DIRECTIONS
Repeat the records below in their entirety, exactly.

RECORDS

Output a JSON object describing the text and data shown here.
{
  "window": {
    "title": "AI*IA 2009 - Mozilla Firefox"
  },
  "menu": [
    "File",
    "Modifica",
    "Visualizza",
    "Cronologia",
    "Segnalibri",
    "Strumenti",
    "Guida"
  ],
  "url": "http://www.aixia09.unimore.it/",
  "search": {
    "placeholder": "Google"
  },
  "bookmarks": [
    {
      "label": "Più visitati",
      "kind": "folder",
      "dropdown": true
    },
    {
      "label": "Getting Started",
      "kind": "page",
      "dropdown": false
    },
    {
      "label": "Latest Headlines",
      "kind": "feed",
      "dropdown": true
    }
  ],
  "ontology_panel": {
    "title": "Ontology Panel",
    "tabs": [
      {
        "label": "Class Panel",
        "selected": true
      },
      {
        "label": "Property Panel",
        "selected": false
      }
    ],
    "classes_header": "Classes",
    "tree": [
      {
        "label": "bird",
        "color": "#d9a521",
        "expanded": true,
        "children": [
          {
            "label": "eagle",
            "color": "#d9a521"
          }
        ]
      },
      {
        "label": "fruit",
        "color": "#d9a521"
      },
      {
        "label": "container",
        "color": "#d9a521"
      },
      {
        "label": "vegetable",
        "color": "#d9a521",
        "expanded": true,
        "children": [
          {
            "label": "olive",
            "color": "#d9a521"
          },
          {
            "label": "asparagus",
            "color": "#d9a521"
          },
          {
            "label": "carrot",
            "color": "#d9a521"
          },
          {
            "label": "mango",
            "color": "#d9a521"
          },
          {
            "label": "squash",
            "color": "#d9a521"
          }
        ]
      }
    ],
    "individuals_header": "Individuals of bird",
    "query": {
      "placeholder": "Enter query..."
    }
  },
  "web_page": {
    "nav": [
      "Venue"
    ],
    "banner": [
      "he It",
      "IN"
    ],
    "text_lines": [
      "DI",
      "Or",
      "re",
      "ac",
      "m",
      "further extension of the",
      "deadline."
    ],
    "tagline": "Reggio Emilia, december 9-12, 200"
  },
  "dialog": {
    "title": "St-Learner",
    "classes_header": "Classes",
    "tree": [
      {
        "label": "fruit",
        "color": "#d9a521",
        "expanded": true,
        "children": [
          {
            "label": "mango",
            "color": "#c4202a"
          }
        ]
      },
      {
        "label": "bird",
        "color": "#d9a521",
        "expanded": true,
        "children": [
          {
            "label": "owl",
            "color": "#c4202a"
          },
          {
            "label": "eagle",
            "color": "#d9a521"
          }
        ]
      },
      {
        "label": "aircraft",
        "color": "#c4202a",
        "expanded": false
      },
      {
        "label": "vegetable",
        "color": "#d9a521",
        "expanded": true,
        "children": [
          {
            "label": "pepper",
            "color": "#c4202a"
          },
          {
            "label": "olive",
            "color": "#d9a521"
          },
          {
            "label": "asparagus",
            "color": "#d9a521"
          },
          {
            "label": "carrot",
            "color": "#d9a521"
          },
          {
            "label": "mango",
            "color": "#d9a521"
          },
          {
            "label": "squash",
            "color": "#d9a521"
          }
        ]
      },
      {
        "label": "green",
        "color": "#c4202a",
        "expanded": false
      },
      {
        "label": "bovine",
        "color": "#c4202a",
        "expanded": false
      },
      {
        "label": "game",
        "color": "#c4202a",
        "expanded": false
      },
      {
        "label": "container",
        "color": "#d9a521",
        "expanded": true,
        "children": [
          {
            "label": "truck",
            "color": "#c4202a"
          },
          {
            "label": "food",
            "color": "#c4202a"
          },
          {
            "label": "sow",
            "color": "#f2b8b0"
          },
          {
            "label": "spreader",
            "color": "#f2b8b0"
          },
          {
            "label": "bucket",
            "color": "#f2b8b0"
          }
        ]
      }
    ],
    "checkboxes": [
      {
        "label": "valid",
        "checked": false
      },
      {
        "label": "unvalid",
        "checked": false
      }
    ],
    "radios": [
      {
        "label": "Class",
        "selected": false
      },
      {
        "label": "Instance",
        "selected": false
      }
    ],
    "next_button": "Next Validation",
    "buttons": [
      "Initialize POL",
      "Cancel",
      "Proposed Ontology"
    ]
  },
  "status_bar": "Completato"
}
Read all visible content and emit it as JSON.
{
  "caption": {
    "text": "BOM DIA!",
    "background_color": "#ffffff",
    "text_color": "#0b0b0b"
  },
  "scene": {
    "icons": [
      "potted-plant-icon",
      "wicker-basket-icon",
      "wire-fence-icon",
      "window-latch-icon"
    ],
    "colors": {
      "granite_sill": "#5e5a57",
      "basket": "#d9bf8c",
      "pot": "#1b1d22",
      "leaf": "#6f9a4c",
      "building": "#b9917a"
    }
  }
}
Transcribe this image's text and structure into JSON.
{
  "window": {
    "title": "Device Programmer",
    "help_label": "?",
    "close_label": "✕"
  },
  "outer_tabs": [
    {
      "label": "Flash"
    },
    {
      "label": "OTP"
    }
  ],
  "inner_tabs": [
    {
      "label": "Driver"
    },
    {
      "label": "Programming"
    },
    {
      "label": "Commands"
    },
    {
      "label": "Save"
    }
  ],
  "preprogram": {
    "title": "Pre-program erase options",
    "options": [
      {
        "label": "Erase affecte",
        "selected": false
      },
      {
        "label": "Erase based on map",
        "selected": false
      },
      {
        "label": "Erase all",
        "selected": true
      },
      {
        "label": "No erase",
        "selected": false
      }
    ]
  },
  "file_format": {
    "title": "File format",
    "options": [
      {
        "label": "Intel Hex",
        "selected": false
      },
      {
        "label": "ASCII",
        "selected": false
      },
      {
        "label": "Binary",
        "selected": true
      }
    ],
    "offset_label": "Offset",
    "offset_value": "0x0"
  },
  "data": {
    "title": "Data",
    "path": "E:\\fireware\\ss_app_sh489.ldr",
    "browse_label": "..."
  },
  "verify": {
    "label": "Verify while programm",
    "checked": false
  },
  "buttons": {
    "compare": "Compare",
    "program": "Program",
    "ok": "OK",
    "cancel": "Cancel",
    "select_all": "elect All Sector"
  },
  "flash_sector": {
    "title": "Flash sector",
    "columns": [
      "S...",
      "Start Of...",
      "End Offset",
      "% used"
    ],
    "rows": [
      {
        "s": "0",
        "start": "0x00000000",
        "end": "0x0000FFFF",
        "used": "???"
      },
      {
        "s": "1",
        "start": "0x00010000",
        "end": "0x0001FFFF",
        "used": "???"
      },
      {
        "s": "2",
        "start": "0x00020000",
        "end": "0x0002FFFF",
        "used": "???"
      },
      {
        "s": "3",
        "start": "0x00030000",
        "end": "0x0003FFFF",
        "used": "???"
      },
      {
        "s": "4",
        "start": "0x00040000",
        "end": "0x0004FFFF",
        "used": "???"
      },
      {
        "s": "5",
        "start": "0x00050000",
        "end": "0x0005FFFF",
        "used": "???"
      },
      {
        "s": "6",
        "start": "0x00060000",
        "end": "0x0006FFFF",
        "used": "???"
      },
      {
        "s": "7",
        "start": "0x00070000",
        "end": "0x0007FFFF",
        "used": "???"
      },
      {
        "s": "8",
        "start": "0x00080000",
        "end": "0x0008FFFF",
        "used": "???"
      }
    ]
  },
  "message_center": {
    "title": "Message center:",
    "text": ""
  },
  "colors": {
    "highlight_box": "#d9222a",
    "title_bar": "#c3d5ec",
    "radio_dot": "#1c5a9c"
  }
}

TASK SOLUTION
Output a JSON object describing the text and data shown here.
{
  "window": {
    "title": "AI*IA 2009 - Mozilla Firefox"
  },
  "menu": [
    "File",
    "Modifica",
    "Visualizza",
    "Cronologia",
    "Segnalibri",
    "Strumenti",
    "Guida"
  ],
  "url": "http://www.aixia09.unimore.it/",
  "search": {
    "placeholder": "Google"
  },
  "bookmarks": [
    {
      "label": "Più visitati",
      "kind": "folder",
      "dropdown": true
    },
    {
      "label": "Getting Started",
      "kind": "page",
      "dropdown": false
    },
    {
      "label": "Latest Headlines",
      "kind": "feed",
      "dropdown": true
    }
  ],
  "ontology_panel": {
    "title": "Ontology Panel",
    "tabs": [
      {
        "label": "Class Panel",
        "selected": true
      },
      {
        "label": "Property Panel",
        "selected": false
      }
    ],
    "classes_header": "Classes",
    "tree": [
      {
        "label": "bird",
        "color": "#d9a521",
        "expanded": true,
        "children": [
          {
            "label": "eagle",
            "color": "#d9a521"
          }
        ]
      },
      {
        "label": "fruit",
        "color": "#d9a521"
      },
      {
        "label": "container",
        "color": "#d9a521"
      },
      {
        "label": "vegetable",
        "color": "#d9a521",
        "expanded": true,
        "children": [
          {
            "label": "olive",
            "color": "#d9a521"
          },
          {
            "label": "asparagus",
            "color": "#d9a521"
          },
          {
            "label": "carrot",
            "color": "#d9a521"
          },
          {
            "label": "mango",
            "color": "#d9a521"
          },
          {
            "label": "squash",
            "color": "#d9a521"
          }
        ]
      }
    ],
    "individuals_header": "Individuals of bird",
    "query": {
      "placeholder": "Enter query..."
    }
  },
  "web_page": {
    "nav": [
      "Venue"
    ],
    "banner": [
      "he It",
      "IN"
    ],
    "text_lines": [
      "DI",
      "Or",
      "re",
      "ac",
      "m",
      "further extension of the",
      "deadline."
    ],
    "tagline": "Reggio Emilia, december 9-12, 200"
  },
  "dialog": {
    "title": "St-Learner",
    "classes_header": "Classes",
    "tree": [
      {
        "label": "fruit",
        "color": "#d9a521",
        "expanded": true,
        "children": [
          {
            "label": "mango",
            "color": "#c4202a"
          }
        ]
      },
      {
        "label": "bird",
        "color": "#d9a521",
        "expanded": true,
        "children": [
          {
            "label": "owl",
            "color": "#c4202a"
          },
          {
            "label": "eagle",
            "color": "#d9a521"
          }
        ]
      },
      {
        "label": "aircraft",
        "color": "#c4202a",
        "expanded": false
      },
      {
        "label": "vegetable",
        "color": "#d9a521",
        "expanded": true,
        "children": [
          {
            "label": "pepper",
            "color": "#c4202a"
          },
          {
            "label": "olive",
            "color": "#d9a521"
          },
          {
            "label": "asparagus",
            "color": "#d9a521"
          },
          {
            "label": "carrot",
            "color": "#d9a521"
          },
          {
            "label": "mango",
            "color": "#d9a521"
          },
          {
            "label": "squash",
            "color": "#d9a521"
          }
        ]
      },
      {
        "label": "green",
        "color": "#c4202a",
        "expanded": false
      },
      {
        "label": "bovine",
        "color": "#c4202a",
        "expanded": false
      },
      {
        "label": "game",
        "color": "#c4202a",
        "expanded": false
      },
      {
        "label": "container",
        "color": "#d9a521",
        "expanded": true,
        "children": [
          {
            "label": "truck",
            "color": "#c4202a"
          },
          {
            "label": "food",
            "color": "#c4202a"
          },
          {
            "label": "sow",
            "color": "#f2b8b0"
          },
          {
            "label": "spreader",
            "color": "#f2b8b0"
          },
          {
            "label": "bucket",
            "color": "#f2b8b0"
          }
        ]
      }
    ],
    "checkboxes": [
      {
        "label": "valid",
        "checked": false
      },
      {
        "label": "unvalid",
        "checked": false
      }
    ],
    "radios": [
      {
        "label": "Class",
        "selected": false
      },
      {
        "label": "Instance",
        "selected": false
      }
    ],
    "next_button": "Next Validation",
    "buttons": [
      "Initialize POL",
      "Cancel",
      "Proposed Ontology"
    ]
  },
  "status_bar": "Completato"
}
Read all visible content and emit it as JSON.
{
  "caption": {
    "text": "BOM DIA!",
    "background_color": "#ffffff",
    "text_color": "#0b0b0b"
  },
  "scene": {
    "icons": [
      "potted-plant-icon",
      "wicker-basket-icon",
      "wire-fence-icon",
      "window-latch-icon"
    ],
    "colors": {
      "granite_sill": "#5e5a57",
      "basket": "#d9bf8c",
      "pot": "#1b1d22",
      "leaf": "#6f9a4c",
      "building": "#b9917a"
    }
  }
}
Transcribe this image's text and structure into JSON.
{
  "window": {
    "title": "Device Programmer",
    "help_label": "?",
    "close_label": "✕"
  },
  "outer_tabs": [
    {
      "label": "Flash"
    },
    {
      "label": "OTP"
    }
  ],
  "inner_tabs": [
    {
      "label": "Driver"
    },
    {
      "label": "Programming"
    },
    {
      "label": "Commands"
    },
    {
      "label": "Save"
    }
  ],
  "preprogram": {
    "title": "Pre-program erase options",
    "options": [
      {
        "label": "Erase affecte",
        "selected": false
      },
      {
        "label": "Erase based on map",
        "selected": false
      },
      {
        "label": "Erase all",
        "selected": true
      },
      {
        "label": "No erase",
        "selected": false
      }
    ]
  },
  "file_format": {
    "title": "File format",
    "options": [
      {
        "label": "Intel Hex",
        "selected": false
      },
      {
        "label": "ASCII",
        "selected": false
      },
      {
        "label": "Binary",
        "selected": true
      }
    ],
    "offset_label": "Offset",
    "offset_value": "0x0"
  },
  "data": {
    "title": "Data",
    "path": "E:\\fireware\\ss_app_sh489.ldr",
    "browse_label": "..."
  },
  "verify": {
    "label": "Verify while programm",
    "checked": false
  },
  "buttons": {
    "compare": "Compare",
    "program": "Program",
    "ok": "OK",
    "cancel": "Cancel",
    "select_all": "elect All Sector"
  },
  "flash_sector": {
    "title": "Flash sector",
    "columns": [
      "S...",
      "Start Of...",
      "End Offset",
      "% used"
    ],
    "rows": [
      {
        "s": "0",
        "start": "0x00000000",
        "end": "0x0000FFFF",
        "used": "???"
      },
      {
        "s": "1",
        "start": "0x00010000",
        "end": "0x0001FFFF",
        "used": "???"
      },
      {
        "s": "2",
        "start": "0x00020000",
        "end": "0x0002FFFF",
        "used": "???"
      },
      {
        "s": "3",
        "start": "0x00030000",
        "end": "0x0003FFFF",
        "used": "???"
      },
      {
        "s": "4",
        "start": "0x00040000",
        "end": "0x0004FFFF",
        "used": "???"
      },
      {
        "s": "5",
        "start": "0x00050000",
        "end": "0x0005FFFF",
        "used": "???"
      },
      {
        "s": "6",
        "start": "0x00060000",
        "end": "0x0006FFFF",
        "used": "???"
      },
      {
        "s": "7",
        "start": "0x00070000",
        "end": "0x0007FFFF",
        "used": "???"
      },
      {
        "s": "8",
        "start": "0x00080000",
        "end": "0x0008FFFF",
        "used": "???"
      }
    ]
  },
  "message_center": {
    "title": "Message center:",
    "text": ""
  },
  "colors": {
    "highlight_box": "#d9222a",
    "title_bar": "#c3d5ec",
    "radio_dot": "#1c5a9c"
  }
}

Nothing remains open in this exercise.